Damaging hacking tools could be yours for just £15

If you have £15 spare and some ‘basic programming knowledge’, you can create a powerful hacking tool that can collect huge amounts of user credentials, easily. The best part about it is that you don’t even need to use any malware or viruses – everything can be clean as a whistle. 

The news was revealed by security experts Kaspersky Lab, which was able to create such a device using a Raspberry-Pi microcomputer that was then configured as an Ethernet adapter.

With a few simple modifications to the OS running the machine, and with the help of a few publicly available packet sniffing, data collection and processing tools, they were able to set up a server to collect intercepted data. 

The conclusion is that attacked machines can easily be fooled into seeing the Raspberry-Pi computer as a LAN adapter, automatically assigning it higher priority and giving it access to data exchange in the network.  

“As a result, researchers were able to collect authentication data sent by the attacked PC and its applications, as they tried to authenticate domain and remote servers. In addition, researchers were also able to collect this data from other computers in the network segment,” Kaspersky Lab said in a press release.

“There are two major things that we are worried about as a result of this experiment: firstly – the fact that we didn’t really have to develop the software – we used tools freely available on the Internet. Secondly – we are worried about how easy it was to prepare the proof of concept for our hacking device. This means that potentially anyone, who is familiar with the Internet and has basic programming skills, could reproduce this experiment. And it is easy to predict what could happen if this was done with malicious intent. The latter is the main reason why we decided to draw public attention to this problem.
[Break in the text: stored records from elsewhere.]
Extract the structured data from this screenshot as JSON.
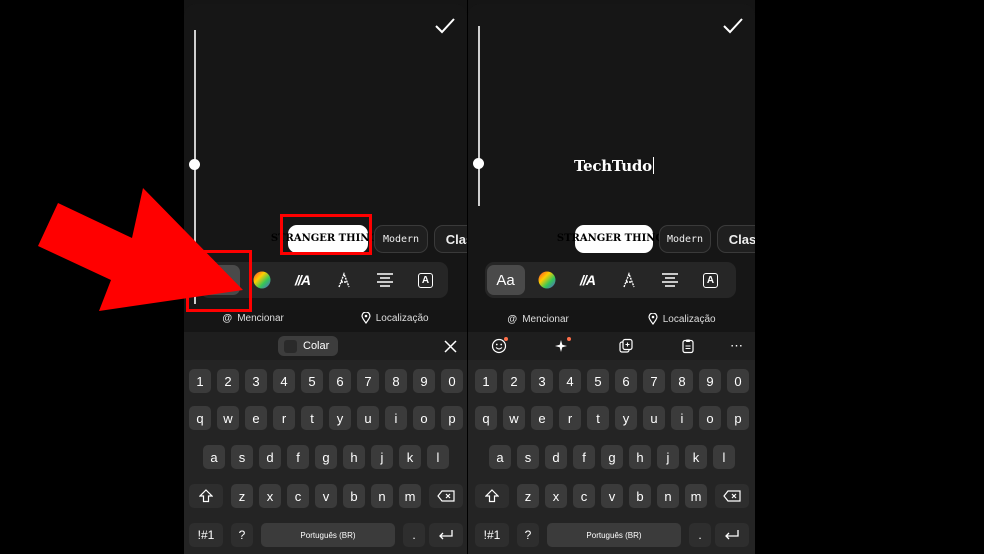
{
  "left_screen": {
    "font_chips": [
      "STRANGER THINGS",
      "Modern",
      "Classic"
    ],
    "text_tools": [
      "Aa",
      "color-wheel",
      "//A",
      "A",
      "align-center",
      "A"
    ],
    "mention_label": "Mencionar",
    "location_label": "Localização",
    "paste_label": "Colar",
    "keyboard": {
      "row_numbers": [
        "1",
        "2",
        "3",
        "4",
        "5",
        "6",
        "7",
        "8",
        "9",
        "0"
      ],
      "row1": [
        "q",
        "w",
        "e",
        "r",
        "t",
        "y",
        "u",
        "i",
        "o",
        "p"
      ],
      "row2": [
        "a",
        "s",
        "d",
        "f",
        "g",
        "h",
        "j",
        "k",
        "l"
      ],
      "row3": [
        "z",
        "x",
        "c",
        "v",
        "b",
        "n",
        "m"
      ],
      "symbols_key": "!#1",
      "question_key": "?",
      "space_label": "Português (BR)",
      "period_key": "."
    }
  },
  "right_screen": {
    "typed_text": "TechTudo",
    "font_chips": [
      "STRANGER THINGS",
      "Modern",
      "Classic"
    ],
    "text_tools": [
      "Aa",
      "color-wheel",
      "//A",
      "A",
      "align-center",
      "A"
    ],
    "mention_label": "Mencionar",
    "location_label": "Localização",
    "keyboard": {
      "row_numbers": [
        "1",
        "2",
        "3",
        "4",
        "5",
        "6",
        "7",
        "8",
        "9",
        "0"
      ],
      "row1": [
        "q",
        "w",
        "e",
        "r",
        "t",
        "y",
        "u",
        "i",
        "o",
        "p"
      ],
      "row2": [
        "a",
        "s",
        "d",
        "f",
        "g",
        "h",
        "j",
        "k",
        "l"
      ],
      "row3": [
        "z",
        "x",
        "c",
        "v",
        "b",
        "n",
        "m"
      ],
      "symbols_key": "!#1",
      "question_key": "?",
      "space_label": "Português (BR)",
      "period_key": "."
    }
  },
  "colors": {
    "highlight": "#ff0000",
    "editor_bg": "#161616",
    "key_bg": "#3b3b3b",
    "toolbar_bg": "#262626"
  }
}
Users and corporate administrators should be prepared for this type of attack”, said Sergey Lurye, a security enthusiast and co-author of the research at Kaspersky Lab.

Image source: Shutterstock/Ai825